I have a little personal experience. My mother had a dear friend whose family were members of the aristocracy that was very close to the Czar and his family. As I was growing up in Joplin, Missouri where she then lived (both my mother and she have since passed), my mother had become her care-giver as she grew older and visited her regularly. The stories the lady told were confirmed by the memorabilia and antiques she had brought with her from Russia that were still in her possession. I met her once and she had great stories to tell of her childhood she seemed to vividly recall. Stories of her youth had always defined her. She had been in Saint Petersburg, Russia as a little girl and said she knew the Romanov girls quite well. One of my regrets is not returning to hear them because few if any were ever written down for history. It is our memories, that given the opportunity tell us of and take us to our past. It is our remembering that takes us there that tell a greater story and the collective consciousness that along the way defines who we are yet to become. I do seem to have a recollection of asking her about the writer Tolstoy, and she recalled that everyone loved his writing because it returned them to the place they had always known and been. As though reliving their own history. Count Leo Tolstoy had been a respected member of the Russian aristocracy as well.

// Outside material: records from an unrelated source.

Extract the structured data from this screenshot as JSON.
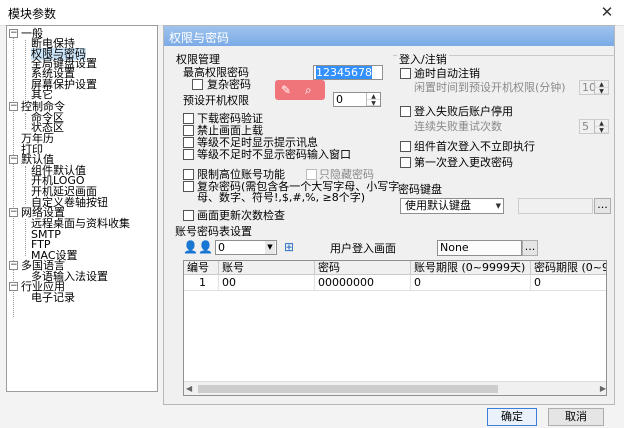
{
  "window": {
    "title": "模块参数"
  },
  "tree": {
    "groups": [
      {
        "label": "一般",
        "children": [
          "断电保持",
          "权限与密码",
          "全局键盘设置",
          "系统设置",
          "屏幕保护设置",
          "其它"
        ]
      },
      {
        "label": "控制命令",
        "children": [
          "命令区",
          "状态区"
        ]
      },
      {
        "label": "万年历",
        "children": []
      },
      {
        "label": "打印",
        "children": []
      },
      {
        "label": "默认值",
        "children": [
          "组件默认值",
          "开机LOGO",
          "开机延迟画面",
          "自定义卷轴按钮"
        ]
      },
      {
        "label": "网络设置",
        "children": [
          "远程桌面与资料收集",
          "SMTP",
          "FTP",
          "MAC设置"
        ]
      },
      {
        "label": "多国语言",
        "children": [
          "多语输入法设置"
        ]
      },
      {
        "label": "行业应用",
        "children": [
          "电子记录"
        ]
      }
    ]
  },
  "panel": {
    "header": "权限与密码"
  },
  "auth": {
    "group_title": "权限管理",
    "max_password_label": "最高权限密码",
    "max_password_value": "12345678",
    "complex_password_label": "复杂密码",
    "preset_boot_label": "预设开机权限",
    "preset_boot_value": "0",
    "options": [
      "下载密码验证",
      "禁止画面上载",
      "等级不足时显示提示讯息",
      "等级不足时不显示密码输入窗口"
    ],
    "limit_account_label": "限制高位账号功能",
    "hide_password_label": "只隐藏密码",
    "complex_rule_line1": "复杂密码(需包含各一个大写字母、小写字",
    "complex_rule_line2": "母、数字、符号!,$,#,%, ≥8个字)",
    "screen_update_label": "画面更新次数检查"
  },
  "login": {
    "group_title": "登入/注销",
    "timeout_logout_label": "逾时自动注销",
    "timeout_hint": "闲置时间到预设开机权限(分钟)",
    "timeout_value": "10",
    "fail_stop_label": "登入失败后账户停用",
    "fail_hint": "连续失败重试次数",
    "fail_value": "5",
    "first_login_no_exec_label": "组件首次登入不立即执行",
    "first_login_change_label": "第一次登入更改密码"
  },
  "keyboard": {
    "group_title": "密码键盘",
    "select_value": "使用默认键盘",
    "browse_label": "..."
  },
  "account_table": {
    "group_title": "账号密码表设置",
    "combo_value": "0",
    "user_login_label": "用户登入画面",
    "user_login_value": "None",
    "browse_label": "...",
    "columns": [
      "编号",
      "账号",
      "密码",
      "账号期限 (0~9999天)",
      "密码期限 (0~9999"
    ],
    "rows": [
      [
        "1",
        "00",
        "00000000",
        "0",
        "0"
      ]
    ]
  },
  "footer": {
    "ok_label": "确定",
    "cancel_label": "取消"
  },
  "colors": {
    "header_accent": "#7aaae6",
    "float_badge": "#f0757a",
    "selection": "#3390ff"
  }
}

On another personal note, in high school I listened to shortwave radio as a hobby to stations all over the world. One of them was Radio Moscow. In 1967, they had a contest celebrating the fiftieth anniversary of the 1917 Russian revolution in which I entered an essay about the revolution. I was sixteen at the time. The connection to Tolstoy was that the powers that be of the revolution felt that regardless of his fame, thoughts and writing, it didn’t matter. As Count Tolstoy and his family had been major landowners, his influence needed to be diminished. Although in his later years and writing he expressed great regret about the historical benefits of the aristocracy of whom his own family had been members. His connection with Russia’s past contributed greatly to his writings not getting the attention they deserved over time.
It seems we are all simply like the strand of pearls – as if strung together looking for harmony… that universal historical consciousness I spoke of earlier. But yet, our own and others resistance overtakes us. After I no longer listened to shortwave when I began going to college, I continued getting mail for years at home from all over the world. The mailman would ask, “Who is this guy getting all this stuff”. My mom would laugh and say, “oh, that’s just my son”.